Provided entries:
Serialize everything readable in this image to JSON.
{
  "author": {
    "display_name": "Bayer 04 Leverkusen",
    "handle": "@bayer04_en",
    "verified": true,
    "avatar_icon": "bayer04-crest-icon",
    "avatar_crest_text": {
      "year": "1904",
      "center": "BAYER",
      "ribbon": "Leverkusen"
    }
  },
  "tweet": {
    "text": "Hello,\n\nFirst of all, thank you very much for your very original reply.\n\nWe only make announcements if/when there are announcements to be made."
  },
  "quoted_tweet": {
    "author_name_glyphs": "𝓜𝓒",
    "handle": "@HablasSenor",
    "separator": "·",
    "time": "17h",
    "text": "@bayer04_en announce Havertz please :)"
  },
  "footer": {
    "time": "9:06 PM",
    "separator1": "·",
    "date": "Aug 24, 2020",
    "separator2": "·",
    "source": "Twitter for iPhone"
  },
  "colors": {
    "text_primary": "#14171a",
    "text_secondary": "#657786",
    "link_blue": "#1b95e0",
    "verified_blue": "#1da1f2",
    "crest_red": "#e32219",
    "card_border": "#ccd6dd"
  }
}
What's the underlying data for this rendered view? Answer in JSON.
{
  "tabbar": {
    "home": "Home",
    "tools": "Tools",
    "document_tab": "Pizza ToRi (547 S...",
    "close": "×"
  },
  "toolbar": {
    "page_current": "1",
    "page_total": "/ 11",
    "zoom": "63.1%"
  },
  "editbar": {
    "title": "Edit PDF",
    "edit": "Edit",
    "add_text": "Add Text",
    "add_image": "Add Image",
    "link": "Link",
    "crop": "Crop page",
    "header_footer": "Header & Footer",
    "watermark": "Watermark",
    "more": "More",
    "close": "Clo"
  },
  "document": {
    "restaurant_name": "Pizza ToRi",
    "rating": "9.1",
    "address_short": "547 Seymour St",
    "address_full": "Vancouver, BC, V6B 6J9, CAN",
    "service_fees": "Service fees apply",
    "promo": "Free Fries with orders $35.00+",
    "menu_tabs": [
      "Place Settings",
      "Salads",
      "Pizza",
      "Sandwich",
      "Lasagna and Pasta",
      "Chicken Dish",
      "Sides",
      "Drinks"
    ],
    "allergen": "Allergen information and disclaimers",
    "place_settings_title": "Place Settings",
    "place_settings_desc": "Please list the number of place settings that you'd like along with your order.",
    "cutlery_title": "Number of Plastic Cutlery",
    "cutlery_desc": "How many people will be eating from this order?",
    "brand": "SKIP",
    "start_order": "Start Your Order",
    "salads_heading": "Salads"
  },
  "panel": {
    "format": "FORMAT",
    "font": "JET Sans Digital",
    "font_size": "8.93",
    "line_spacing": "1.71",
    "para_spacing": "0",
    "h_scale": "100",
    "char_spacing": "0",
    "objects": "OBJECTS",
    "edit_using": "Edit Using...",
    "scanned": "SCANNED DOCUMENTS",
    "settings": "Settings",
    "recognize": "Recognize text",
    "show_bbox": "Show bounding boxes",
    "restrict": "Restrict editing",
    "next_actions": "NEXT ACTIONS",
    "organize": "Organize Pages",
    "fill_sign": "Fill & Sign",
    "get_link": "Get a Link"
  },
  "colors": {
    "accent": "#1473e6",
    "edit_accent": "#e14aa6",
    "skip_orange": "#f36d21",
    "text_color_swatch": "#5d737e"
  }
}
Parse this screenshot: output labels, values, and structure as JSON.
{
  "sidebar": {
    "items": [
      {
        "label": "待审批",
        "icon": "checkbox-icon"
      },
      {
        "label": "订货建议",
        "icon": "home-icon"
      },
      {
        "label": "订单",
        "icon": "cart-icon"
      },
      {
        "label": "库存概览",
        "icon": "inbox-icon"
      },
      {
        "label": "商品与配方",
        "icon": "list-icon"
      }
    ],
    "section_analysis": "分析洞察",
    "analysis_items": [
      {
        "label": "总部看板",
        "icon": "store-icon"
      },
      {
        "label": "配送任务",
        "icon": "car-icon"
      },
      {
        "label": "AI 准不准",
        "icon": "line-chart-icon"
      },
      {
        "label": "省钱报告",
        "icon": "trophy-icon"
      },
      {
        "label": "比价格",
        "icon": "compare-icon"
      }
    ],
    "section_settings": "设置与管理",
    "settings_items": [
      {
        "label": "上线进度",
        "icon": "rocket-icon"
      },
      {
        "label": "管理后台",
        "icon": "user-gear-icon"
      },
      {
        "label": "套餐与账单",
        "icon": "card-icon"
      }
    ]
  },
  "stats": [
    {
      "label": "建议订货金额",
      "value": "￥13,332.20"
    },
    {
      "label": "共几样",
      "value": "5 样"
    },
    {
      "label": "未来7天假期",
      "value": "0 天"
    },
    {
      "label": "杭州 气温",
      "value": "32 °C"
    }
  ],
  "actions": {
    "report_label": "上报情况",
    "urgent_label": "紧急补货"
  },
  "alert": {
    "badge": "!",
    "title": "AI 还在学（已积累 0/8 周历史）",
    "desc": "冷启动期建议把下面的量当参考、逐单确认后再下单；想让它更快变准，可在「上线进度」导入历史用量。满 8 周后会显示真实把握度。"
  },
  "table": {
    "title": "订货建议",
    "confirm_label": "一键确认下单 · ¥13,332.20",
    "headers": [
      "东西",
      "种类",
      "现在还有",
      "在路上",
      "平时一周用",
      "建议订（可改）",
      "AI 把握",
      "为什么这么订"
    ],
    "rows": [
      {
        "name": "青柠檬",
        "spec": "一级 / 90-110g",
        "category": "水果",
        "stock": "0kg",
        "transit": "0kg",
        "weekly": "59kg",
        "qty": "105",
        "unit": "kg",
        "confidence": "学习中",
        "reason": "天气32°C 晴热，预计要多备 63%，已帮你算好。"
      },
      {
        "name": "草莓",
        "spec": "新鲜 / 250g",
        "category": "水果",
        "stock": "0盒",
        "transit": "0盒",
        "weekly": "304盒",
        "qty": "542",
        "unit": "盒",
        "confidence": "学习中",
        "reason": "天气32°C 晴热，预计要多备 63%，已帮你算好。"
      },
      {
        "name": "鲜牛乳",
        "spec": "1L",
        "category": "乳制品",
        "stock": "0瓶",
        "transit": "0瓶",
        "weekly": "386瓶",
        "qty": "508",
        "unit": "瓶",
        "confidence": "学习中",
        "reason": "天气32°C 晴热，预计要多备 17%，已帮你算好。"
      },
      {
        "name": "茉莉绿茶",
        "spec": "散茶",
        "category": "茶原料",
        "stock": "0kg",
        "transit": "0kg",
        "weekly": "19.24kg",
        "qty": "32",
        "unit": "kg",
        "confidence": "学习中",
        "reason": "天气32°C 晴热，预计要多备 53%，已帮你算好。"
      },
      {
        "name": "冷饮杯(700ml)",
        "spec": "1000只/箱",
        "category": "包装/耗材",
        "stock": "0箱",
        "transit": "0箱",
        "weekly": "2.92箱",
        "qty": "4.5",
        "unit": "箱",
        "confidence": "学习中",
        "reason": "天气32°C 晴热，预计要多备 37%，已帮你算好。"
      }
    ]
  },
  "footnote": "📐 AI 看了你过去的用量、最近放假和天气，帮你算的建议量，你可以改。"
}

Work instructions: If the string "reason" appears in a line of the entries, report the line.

Exercise output:
        "reason": "天气32°C 晴热，预计要多备 63%，已帮你算好。"
        "reason": "天气32°C 晴热，预计要多备 63%，已帮你算好。"
        "reason": "天气32°C 晴热，预计要多备 17%，已帮你算好。"
        "reason": "天气32°C 晴热，预计要多备 53%，已帮你算好。"
        "reason": "天气32°C 晴热，预计要多备 37%，已帮你算好。"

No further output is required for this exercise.